One thought on “In (partial) defense of a Sistema hater”
Hmmmm… After nearly four years of rigorous, and intensive study of the El Sistema world – through conversations with El Sistema gurus (self proclaimed or otherwise), discussions with Maestro Abreu and his executive in El Sistema in Venezuela, dozens of professional and amateur musicians, a plethora of music teachers and music educationalists, teachers from the Venezuelan Sistema, students and graduates for the Venezuelan Sistema and other Sistema’s around the globe, and through developing and establishing the very first El Sistema-based program here in Australia – I have come to the conclusion that “music” does NOT change anyone’s lives at all. It doesn’t casue you to be more brilliant. Nor does it make you more likely to become a doctor or a super-conductor.
To suggest that “music changes lives” is a bit like saying “water causes life”. It doesn’t.

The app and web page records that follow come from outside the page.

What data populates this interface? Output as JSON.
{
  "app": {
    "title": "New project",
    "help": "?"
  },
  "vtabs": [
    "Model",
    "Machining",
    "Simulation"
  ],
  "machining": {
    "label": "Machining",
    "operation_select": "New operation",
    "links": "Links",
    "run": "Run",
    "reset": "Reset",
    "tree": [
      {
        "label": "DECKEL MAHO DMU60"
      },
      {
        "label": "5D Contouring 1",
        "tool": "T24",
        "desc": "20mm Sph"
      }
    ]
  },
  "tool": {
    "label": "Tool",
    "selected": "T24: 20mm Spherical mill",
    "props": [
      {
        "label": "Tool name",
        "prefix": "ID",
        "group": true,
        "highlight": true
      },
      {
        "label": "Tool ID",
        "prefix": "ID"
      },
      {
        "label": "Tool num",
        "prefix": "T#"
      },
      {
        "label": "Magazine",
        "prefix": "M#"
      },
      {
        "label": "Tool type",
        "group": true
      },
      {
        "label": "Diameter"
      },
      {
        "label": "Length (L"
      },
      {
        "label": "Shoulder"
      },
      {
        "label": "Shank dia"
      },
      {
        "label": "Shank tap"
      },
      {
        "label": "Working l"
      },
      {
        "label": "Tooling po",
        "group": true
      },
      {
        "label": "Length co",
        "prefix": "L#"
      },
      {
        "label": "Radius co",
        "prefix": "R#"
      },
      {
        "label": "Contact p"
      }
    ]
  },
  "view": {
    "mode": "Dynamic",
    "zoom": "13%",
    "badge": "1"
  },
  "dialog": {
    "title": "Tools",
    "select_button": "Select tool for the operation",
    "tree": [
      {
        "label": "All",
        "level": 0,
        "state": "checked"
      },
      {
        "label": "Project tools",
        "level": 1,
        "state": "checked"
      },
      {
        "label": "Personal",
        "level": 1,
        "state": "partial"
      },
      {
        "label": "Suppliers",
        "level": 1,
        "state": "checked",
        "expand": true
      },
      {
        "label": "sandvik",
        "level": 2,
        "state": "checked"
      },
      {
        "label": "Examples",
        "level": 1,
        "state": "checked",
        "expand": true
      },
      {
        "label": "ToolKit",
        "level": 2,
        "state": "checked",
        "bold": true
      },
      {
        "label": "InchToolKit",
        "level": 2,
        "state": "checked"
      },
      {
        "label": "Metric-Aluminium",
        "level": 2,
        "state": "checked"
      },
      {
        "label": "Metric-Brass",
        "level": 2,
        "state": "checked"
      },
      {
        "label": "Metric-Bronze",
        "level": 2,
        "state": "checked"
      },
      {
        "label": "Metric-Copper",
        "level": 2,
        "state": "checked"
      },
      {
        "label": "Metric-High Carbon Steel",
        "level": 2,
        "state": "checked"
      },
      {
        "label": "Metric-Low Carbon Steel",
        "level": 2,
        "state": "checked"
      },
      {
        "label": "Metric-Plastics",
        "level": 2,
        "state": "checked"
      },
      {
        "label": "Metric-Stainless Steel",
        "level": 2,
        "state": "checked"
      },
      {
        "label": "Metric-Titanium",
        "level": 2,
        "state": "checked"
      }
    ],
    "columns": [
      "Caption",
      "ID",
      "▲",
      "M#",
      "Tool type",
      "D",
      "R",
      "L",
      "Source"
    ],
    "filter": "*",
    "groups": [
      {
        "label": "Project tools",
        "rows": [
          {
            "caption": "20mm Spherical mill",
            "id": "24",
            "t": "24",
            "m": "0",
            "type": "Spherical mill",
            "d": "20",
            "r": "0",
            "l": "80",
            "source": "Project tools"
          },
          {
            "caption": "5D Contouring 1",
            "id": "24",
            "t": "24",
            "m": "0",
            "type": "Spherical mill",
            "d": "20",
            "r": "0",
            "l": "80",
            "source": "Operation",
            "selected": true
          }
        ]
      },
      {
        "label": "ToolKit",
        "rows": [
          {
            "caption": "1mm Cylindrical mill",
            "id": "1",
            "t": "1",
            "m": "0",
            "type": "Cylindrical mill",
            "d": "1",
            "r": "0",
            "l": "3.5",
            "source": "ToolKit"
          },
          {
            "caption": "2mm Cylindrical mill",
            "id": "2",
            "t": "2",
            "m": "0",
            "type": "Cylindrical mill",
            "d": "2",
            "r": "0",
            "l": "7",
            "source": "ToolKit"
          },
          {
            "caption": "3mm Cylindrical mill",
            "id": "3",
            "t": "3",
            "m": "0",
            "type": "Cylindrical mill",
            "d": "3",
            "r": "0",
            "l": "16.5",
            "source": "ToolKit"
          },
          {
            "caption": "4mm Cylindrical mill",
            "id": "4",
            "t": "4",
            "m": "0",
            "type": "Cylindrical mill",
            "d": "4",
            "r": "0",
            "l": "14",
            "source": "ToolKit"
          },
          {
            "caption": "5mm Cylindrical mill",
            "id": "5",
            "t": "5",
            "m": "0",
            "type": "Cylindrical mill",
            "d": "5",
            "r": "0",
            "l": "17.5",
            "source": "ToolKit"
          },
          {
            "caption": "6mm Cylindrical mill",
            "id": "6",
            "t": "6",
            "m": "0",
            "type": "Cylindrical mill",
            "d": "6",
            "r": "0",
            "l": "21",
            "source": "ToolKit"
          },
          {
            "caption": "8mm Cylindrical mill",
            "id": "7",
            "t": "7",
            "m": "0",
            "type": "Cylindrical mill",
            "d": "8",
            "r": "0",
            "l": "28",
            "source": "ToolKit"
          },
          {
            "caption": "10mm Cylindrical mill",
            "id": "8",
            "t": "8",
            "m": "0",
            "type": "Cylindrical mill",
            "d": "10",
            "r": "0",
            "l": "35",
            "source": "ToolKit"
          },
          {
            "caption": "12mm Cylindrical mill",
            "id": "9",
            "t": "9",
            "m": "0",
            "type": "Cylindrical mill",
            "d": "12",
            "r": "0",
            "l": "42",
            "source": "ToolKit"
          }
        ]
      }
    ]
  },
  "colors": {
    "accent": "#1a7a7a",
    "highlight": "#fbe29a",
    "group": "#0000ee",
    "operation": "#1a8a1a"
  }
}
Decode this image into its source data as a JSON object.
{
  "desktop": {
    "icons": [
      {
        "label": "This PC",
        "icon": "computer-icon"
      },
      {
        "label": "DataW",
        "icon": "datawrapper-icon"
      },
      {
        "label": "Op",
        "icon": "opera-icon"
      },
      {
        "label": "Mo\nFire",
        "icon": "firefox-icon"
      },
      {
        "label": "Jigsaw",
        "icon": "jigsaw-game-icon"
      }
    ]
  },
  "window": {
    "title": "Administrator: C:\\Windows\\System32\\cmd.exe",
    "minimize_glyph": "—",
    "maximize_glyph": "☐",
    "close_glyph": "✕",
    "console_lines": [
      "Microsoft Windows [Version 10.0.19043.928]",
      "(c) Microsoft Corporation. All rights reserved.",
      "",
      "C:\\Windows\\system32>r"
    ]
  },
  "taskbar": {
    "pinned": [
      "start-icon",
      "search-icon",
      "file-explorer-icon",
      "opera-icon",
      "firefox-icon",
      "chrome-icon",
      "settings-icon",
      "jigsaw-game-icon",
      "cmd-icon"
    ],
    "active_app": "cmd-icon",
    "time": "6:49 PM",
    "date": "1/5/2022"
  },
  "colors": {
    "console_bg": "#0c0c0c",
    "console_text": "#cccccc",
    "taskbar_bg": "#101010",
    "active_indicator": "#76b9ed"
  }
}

Music doesn’t really do anything at all in this context. And El Sistema isn’t magic, or a phenomenon or voodoo. It’s something much more complex and tangible than that.
El Sistema is actually real system – despite what you hear around the traps about there being “no system”. That came from something Maestro Abreu said which seriously got lost in the translation. “El Sistema” was the name they called it, simply to bundle everything they did until a single catchphrase. What it isn’t, is a “formula”. It’s a comprehensive collection of programs and components bundled together – it’s flexible too!
El Sistema transforms lives because it bundles a number of important and significant elements together to create an ingenious construct for transformation processes to take place.
It is the music plus the orchestra plus the teachers plus the focused attention on the children plus the fun it is for them plus the getting them off the streets plus the engagement with the parents and the community plus the difficulty of learning to play an orchestral instrument plus giving children the choice plus not treating children like they are stupid plus giving children a challenge plus giving them access to wonderful music plus using teaching artists who know how to play their instrument really well plus very high grade teaching plus multiple hours per day several days a week plus constant exposure to high class classical music concerts plus the fact it’s classical music plus a rigorous performance schedule plus making all thye children and their parents feel special plus incrediible amounts of organisation plus zealous fervour in its organisation plus a lot of love and passion all around.
The trouble with folks like Igor Toronyi-Lalic, is they make glib and facile remarks about things they have little or no understanding about and show their ignorance more than anything else, of something which is entirely remarkable. Compare with someone like Ivan Hewitt in his article, http://www.telegraph.co.uk/culture/music/classicalmusic/9319931/El-Sistema-and-Gustavo-Dudamel-rescuing-children-with-music.html – where he atually went to Venezuela and interviewed children, the teachers and the managers of the Sistema programs there.
It’s the entirety of El Sistema that makes it what it is. Not magic, not even unique in its componentry, just unique in its all-encompassing process and the endlessly flexible combination of all it components.
The magic everyone keeps refering to, is in the lives of the people who are affected by it – it does feel magical. They feel transformed. But as for El Sistema being “magic”? No. It’s just plain common sense.